What kind of temperature do others train in, either by choice or forcibly? High heat = high calorie burn but also leads to some unfortunate situations, like death. Do your instructors allow/disallow the use of AC, ventilation, or fans, and if so...do you like it?
Posted On:6/23/2010 4:29pm
Style: I don't do anything now
I just quit a school recently because they REFUSE to turn the A/C on.
Some typical standard requirements (rule of thumb)
1% Shark is better than you.
Posted On:6/23/2010 4:32pm
80-90F I live in Atlanta GA and train in a sport dominated by tropical thinking.
Posted On:6/23/2010 4:53pm
It seems to depend on the number of people training, where I am; it can range anywhere from 76 to 89 F, over the past two weeks, and the thermostat set at 70. To answer the obvious question, yes the unit has been serviced regularly, but it's clearly undersized for the heat that dozens of people can generate while working up a good sweat. It's not uncommon to have 50+ people in our dojo.
The good news, I suppose, is that it has been the topic of much conversation, so I feel that a solution may be imminent.
Kel-Tec PF9 | Behind the Moustache | Ruger P95 | Jimenez JA22 | Belly Band | How do spelchek? | Why carry concealed?
Posted On:6/23/2010 5:07pm
Originally Posted by daddykata
it's clearly undersized for the heat that dozens of people can generate while working up a good sweat.
Yep, this is what I was getting at. Twenty students starting in an unventilated room at 90 degrees and training hard is going to up that ambient temp quite a ways and cook the class...so isn't it pretty important to vent that heat? I think I am going to speak with sifu about this...when HE came in and remarked how overly hot the room air was, I knew we were being stupid...
Posted On:6/23/2010 5:11pm
The place where I train Systema is up a flight of stairs. I can tell when it's going to be a warm session by 1) the number of degrees the temperature rises as I'm climbing the stairs and 2) the number of drops of sweat that drip off my nose when I'm holding the "plank" position during the warm-up. There are ceiling fans but no air conditioning.
I'm 43 years old and I wouldn't ever try to tough through heat-stroke; sit down and cool down.
Check out the Bullshido.net Western Martial Arts Forum for all things Western, martial and arty.
Bartitsu: the Gentlemanly Art of Self Defence (est. 1899)
Fasten your seat belts, and prepare for lift off
Posted On:6/23/2010 5:29pm
Style: Combat Cuddling
It's avg of 100 in Houston.
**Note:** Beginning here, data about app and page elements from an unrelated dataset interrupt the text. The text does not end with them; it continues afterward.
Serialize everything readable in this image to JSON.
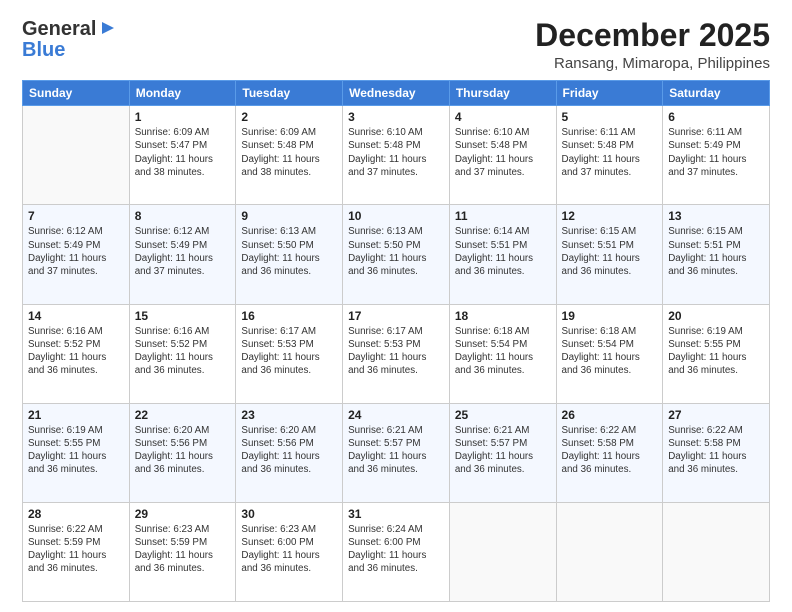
{
  "header": {
    "logo_general": "General",
    "logo_blue": "Blue",
    "month_title": "December 2025",
    "location": "Ransang, Mimaropa, Philippines"
  },
  "days_of_week": [
    "Sunday",
    "Monday",
    "Tuesday",
    "Wednesday",
    "Thursday",
    "Friday",
    "Saturday"
  ],
  "weeks": [
    [
      {
        "day": "",
        "sunrise": "",
        "sunset": "",
        "daylight": ""
      },
      {
        "day": "1",
        "sunrise": "Sunrise: 6:09 AM",
        "sunset": "Sunset: 5:47 PM",
        "daylight": "Daylight: 11 hours and 38 minutes."
      },
      {
        "day": "2",
        "sunrise": "Sunrise: 6:09 AM",
        "sunset": "Sunset: 5:48 PM",
        "daylight": "Daylight: 11 hours and 38 minutes."
      },
      {
        "day": "3",
        "sunrise": "Sunrise: 6:10 AM",
        "sunset": "Sunset: 5:48 PM",
        "daylight": "Daylight: 11 hours and 37 minutes."
      },
      {
        "day": "4",
        "sunrise": "Sunrise: 6:10 AM",
        "sunset": "Sunset: 5:48 PM",
        "daylight": "Daylight: 11 hours and 37 minutes."
      },
      {
        "day": "5",
        "sunrise": "Sunrise: 6:11 AM",
        "sunset": "Sunset: 5:48 PM",
        "daylight": "Daylight: 11 hours and 37 minutes."
      },
      {
        "day": "6",
        "sunrise": "Sunrise: 6:11 AM",
        "sunset": "Sunset: 5:49 PM",
        "daylight": "Daylight: 11 hours and 37 minutes."
      }
    ],
    [
      {
        "day": "7",
        "sunrise": "Sunrise: 6:12 AM",
        "sunset": "Sunset: 5:49 PM",
        "daylight": "Daylight: 11 hours and 37 minutes."
      },
      {
        "day": "8",
        "sunrise": "Sunrise: 6:12 AM",
        "sunset": "Sunset: 5:49 PM",
        "daylight": "Daylight: 11 hours and 37 minutes."
      },
      {
        "day": "9",
        "sunrise": "Sunrise: 6:13 AM",
        "sunset": "Sunset: 5:50 PM",
        "daylight": "Daylight: 11 hours and 36 minutes."
      },
      {
        "day": "10",
        "sunrise": "Sunrise: 6:13 AM",
        "sunset": "Sunset: 5:50 PM",
        "daylight": "Daylight: 11 hours and 36 minutes."
      },
      {
        "day": "11",
        "sunrise": "Sunrise: 6:14 AM",
        "sunset": "Sunset: 5:51 PM",
        "daylight": "Daylight: 11 hours and 36 minutes."
      },
      {
        "day": "12",
        "sunrise": "Sunrise: 6:15 AM",
        "sunset": "Sunset: 5:51 PM",
        "daylight": "Daylight: 11 hours and 36 minutes."
      },
      {
        "day": "13",
        "sunrise": "Sunrise: 6:15 AM",
        "sunset": "Sunset: 5:51 PM",
        "daylight": "Daylight: 11 hours and 36 minutes."
      }
    ],
    [
      {
        "day": "14",
        "sunrise": "Sunrise: 6:16 AM",
        "sunset": "Sunset: 5:52 PM",
        "daylight": "Daylight: 11 hours and 36 minutes."
      },
      {
        "day": "15",
        "sunrise": "Sunrise: 6:16 AM",
        "sunset": "Sunset: 5:52 PM",
        "daylight": "Daylight: 11 hours and 36 minutes."
      },
      {
        "day": "16",
        "sunrise": "Sunrise: 6:17 AM",
        "sunset": "Sunset: 5:53 PM",
        "daylight": "Daylight: 11 hours and 36 minutes."
      },
      {
        "day": "17",
        "sunrise": "Sunrise: 6:17 AM",
        "sunset": "Sunset: 5:53 PM",
        "daylight": "Daylight: 11 hours and 36 minutes."
      },
      {
        "day": "18",
        "sunrise": "Sunrise: 6:18 AM",
        "sunset": "Sunset: 5:54 PM",
        "daylight": "Daylight: 11 hours and 36 minutes."
      },
      {
        "day": "19",
        "sunrise": "Sunrise: 6:18 AM",
        "sunset": "Sunset: 5:54 PM",
        "daylight": "Daylight: 11 hours and 36 minutes."
      },
      {
        "day": "20",
        "sunrise": "Sunrise: 6:19 AM",
        "sunset": "Sunset: 5:55 PM",
        "daylight": "Daylight: 11 hours and 36 minutes."
      }
    ],
    [
      {
        "day": "21",
        "sunrise": "Sunrise: 6:19 AM",
        "sunset": "Sunset: 5:55 PM",
        "daylight": "Daylight: 11 hours and 36 minutes."
      },
      {
        "day": "22",
        "sunrise": "Sunrise: 6:20 AM",
        "sunset": "Sunset: 5:56 PM",
        "daylight": "Daylight: 11 hours and 36 minutes."
      },
      {
        "day": "23",
        "sunrise": "Sunrise: 6:20 AM",
        "sunset": "Sunset: 5:56 PM",
        "daylight": "Daylight: 11 hours and 36 minutes."
      },
      {
        "day": "24",
        "sunrise": "Sunrise: 6:21 AM",
        "sunset": "Sunset: 5:57 PM",
        "daylight": "Daylight: 11 hours and 36 minutes."
      },
      {
        "day": "25",
        "sunrise": "Sunrise: 6:21 AM",
        "sunset": "Sunset: 5:57 PM",
        "daylight": "Daylight: 11 hours and 36 minutes."
      },
      {
        "day": "26",
        "sunrise": "Sunrise: 6:22 AM",
        "sunset": "Sunset: 5:58 PM",
        "daylight": "Daylight: 11 hours and 36 minutes."
      },
      {
        "day": "27",
        "sunrise": "Sunrise: 6:22 AM",
        "sunset": "Sunset: 5:58 PM",
        "daylight": "Daylight: 11 hours and 36 minutes."
      }
    ],
    [
      {
        "day": "28",
        "sunrise": "Sunrise: 6:22 AM",
        "sunset": "Sunset: 5:59 PM",
        "daylight": "Daylight: 11 hours and 36 minutes."
      },
      {
        "day": "29",
        "sunrise": "Sunrise: 6:23 AM",
        "sunset": "Sunset: 5:59 PM",
        "daylight": "Daylight: 11 hours and 36 minutes."
      },
      {
        "day": "30",
        "sunrise": "Sunrise: 6:23 AM",
        "sunset": "Sunset: 6:00 PM",
        "daylight": "Daylight: 11 hours and 36 minutes."
      },
      {
        "day": "31",
        "sunrise": "Sunrise: 6:24 AM",
        "sunset": "Sunset: 6:00 PM",
        "daylight": "Daylight: 11 hours and 36 minutes."
      },
      {
        "day": "",
        "sunrise": "",
        "sunset": "",
        "daylight": ""
      },
      {
        "day": "",
        "sunrise": "",
        "sunset": "",
        "daylight": ""
      },
      {
        "day": "",
        "sunrise": "",
        "sunset": "",
        "daylight": ""
      }
    ]
  ]
}
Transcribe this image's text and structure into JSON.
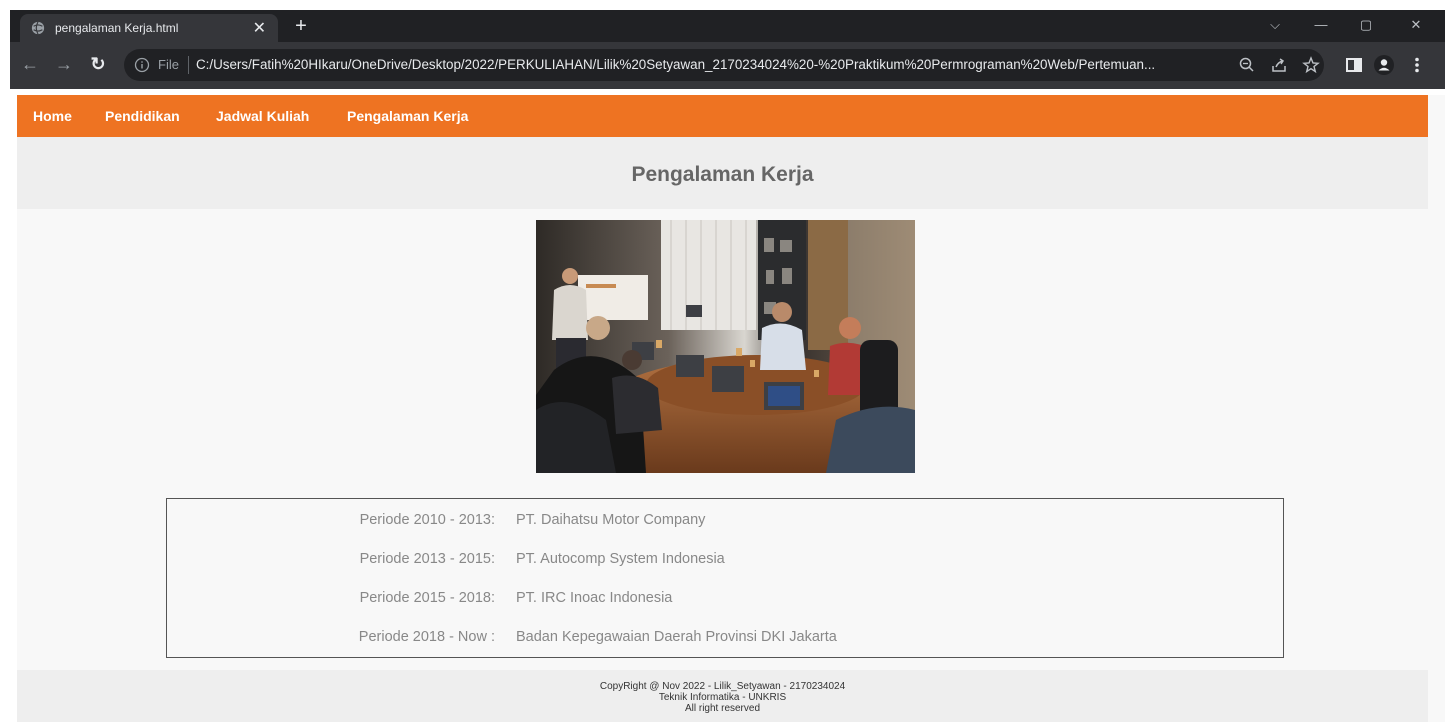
{
  "browser": {
    "tab_title": "pengalaman Kerja.html",
    "close_glyph": "✕",
    "new_tab_glyph": "+",
    "window_controls": [
      "⌵",
      "—",
      "▢",
      "✕"
    ],
    "omnibox_scheme": "File",
    "omnibox_url": "C:/Users/Fatih%20HIkaru/OneDrive/Desktop/2022/PERKULIAHAN/Lilik%20Setyawan_2170234024%20-%20Praktikum%20Permrograman%20Web/Pertemuan..."
  },
  "nav": {
    "items": [
      "Home",
      "Pendidikan",
      "Jadwal Kuliah",
      "Pengalaman Kerja"
    ]
  },
  "header": {
    "title": "Pengalaman Kerja"
  },
  "experience": [
    {
      "period": "Periode 2010 - 2013:",
      "company": "PT. Daihatsu Motor Company"
    },
    {
      "period": "Periode 2013 - 2015:",
      "company": "PT. Autocomp System Indonesia"
    },
    {
      "period": "Periode 2015 - 2018:",
      "company": "PT. IRC Inoac Indonesia"
    },
    {
      "period": "Periode 2018 - Now :",
      "company": "Badan Kepegawaian Daerah Provinsi DKI Jakarta"
    }
  ],
  "footer": {
    "line1": "CopyRight @ Nov 2022 - Lilik_Setyawan - 2170234024",
    "line2": "Teknik Informatika - UNKRIS",
    "line3": "All right reserved"
  },
  "colors": {
    "nav_bg": "#ee7322",
    "header_bg": "#eeeeee",
    "page_bg": "#f8f8f8",
    "text_muted": "#888888"
  }
}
On Monday nights we turn off the ac upstairs and close the doors. It gets to about 90 in the room itself according to the thermostat.
Posted On:6/23/2010 7:38pm
Style: Hung Ga Kung Fu
I came up in a culture that was all about not having AC while training. Knowing your body and staying hydrated are very important... plus you might want to cut class a little early on those REALLY messy times.
Posted On:6/23/2010 7:41pm
Style: BJJ, FMA
teach outside so it varies, today was 96 in Iowa
The Third Man
Posted On:6/23/2010 7:44pm
Style: Isshin-Ryu Karate,JKD
My former school wouldn't turn on the heat, it was like 35-40F. It was hard to breathe when I ran to warm up. I told them that multiple times but they didn't do anything, I left soon after.
Articles and Reviews
Tools and Info